#### WHAT YOU HAVE TO DO:
Scan the entries below. Return every line that includes "ritmo".

#### GIVEN RECORDS:

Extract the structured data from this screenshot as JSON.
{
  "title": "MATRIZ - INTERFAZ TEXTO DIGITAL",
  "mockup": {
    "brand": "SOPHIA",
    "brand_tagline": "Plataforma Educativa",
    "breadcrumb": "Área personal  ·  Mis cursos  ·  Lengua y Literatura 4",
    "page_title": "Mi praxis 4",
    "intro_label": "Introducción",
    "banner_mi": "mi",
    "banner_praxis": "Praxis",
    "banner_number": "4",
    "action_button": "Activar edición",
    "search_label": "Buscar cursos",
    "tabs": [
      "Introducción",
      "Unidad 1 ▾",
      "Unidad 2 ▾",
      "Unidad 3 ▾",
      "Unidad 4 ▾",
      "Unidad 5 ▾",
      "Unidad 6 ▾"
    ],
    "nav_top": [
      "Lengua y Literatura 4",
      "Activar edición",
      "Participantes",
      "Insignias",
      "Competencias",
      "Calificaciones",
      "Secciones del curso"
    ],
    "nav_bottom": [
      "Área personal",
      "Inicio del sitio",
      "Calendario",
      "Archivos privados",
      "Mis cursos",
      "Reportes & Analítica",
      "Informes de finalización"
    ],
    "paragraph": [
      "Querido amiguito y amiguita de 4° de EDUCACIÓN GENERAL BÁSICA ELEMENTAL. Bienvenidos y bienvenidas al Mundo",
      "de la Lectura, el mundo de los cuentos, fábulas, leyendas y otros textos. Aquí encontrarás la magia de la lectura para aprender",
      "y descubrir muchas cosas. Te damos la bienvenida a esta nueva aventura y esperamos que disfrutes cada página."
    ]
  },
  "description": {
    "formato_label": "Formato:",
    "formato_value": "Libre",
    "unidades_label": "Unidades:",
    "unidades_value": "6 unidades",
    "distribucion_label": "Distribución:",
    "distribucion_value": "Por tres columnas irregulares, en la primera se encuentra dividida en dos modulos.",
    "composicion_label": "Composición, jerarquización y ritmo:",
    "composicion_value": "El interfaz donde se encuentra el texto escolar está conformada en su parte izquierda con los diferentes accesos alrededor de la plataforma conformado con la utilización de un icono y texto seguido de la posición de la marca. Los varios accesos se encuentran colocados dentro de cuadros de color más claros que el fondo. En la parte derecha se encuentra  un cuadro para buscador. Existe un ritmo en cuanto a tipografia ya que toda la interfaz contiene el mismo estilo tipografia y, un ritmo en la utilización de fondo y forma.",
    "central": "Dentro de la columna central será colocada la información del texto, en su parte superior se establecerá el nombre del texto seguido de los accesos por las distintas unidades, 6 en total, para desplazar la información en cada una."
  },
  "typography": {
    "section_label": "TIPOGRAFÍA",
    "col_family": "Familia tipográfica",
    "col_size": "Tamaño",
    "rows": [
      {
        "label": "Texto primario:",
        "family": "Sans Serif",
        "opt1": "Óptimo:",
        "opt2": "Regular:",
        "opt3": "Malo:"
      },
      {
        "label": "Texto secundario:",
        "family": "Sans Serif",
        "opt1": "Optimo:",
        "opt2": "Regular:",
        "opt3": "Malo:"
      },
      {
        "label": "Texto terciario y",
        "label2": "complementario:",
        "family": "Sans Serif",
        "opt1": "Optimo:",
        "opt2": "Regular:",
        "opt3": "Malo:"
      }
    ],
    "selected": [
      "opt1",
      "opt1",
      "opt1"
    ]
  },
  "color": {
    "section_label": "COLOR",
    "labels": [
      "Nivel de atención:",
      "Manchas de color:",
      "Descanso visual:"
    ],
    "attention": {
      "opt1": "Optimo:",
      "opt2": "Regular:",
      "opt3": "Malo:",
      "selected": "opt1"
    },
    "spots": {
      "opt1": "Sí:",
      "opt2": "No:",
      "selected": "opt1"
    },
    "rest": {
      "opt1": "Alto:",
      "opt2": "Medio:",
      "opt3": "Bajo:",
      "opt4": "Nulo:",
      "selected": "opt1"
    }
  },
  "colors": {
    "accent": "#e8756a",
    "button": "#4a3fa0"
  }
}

#### RESPONSE BELOW:
    "composicion_label": "Composición, jerarquización y ritmo:",
    "composicion_value": "El interfaz donde se encuentra el texto escolar está conformada en su parte izquierda con los diferentes accesos alrededor de la plataforma conformado con la utilización de un icono y texto seguido de la posición de la marca. Los varios accesos se encuentran colocados dentro de cuadros de color más claros que el fondo. En la parte derecha se encuentra  un cuadro para buscador. Existe un ritmo en cuanto a tipografia ya que toda la interfaz contiene el mismo estilo tipografia y, un ritmo en la utilización de fondo y forma.",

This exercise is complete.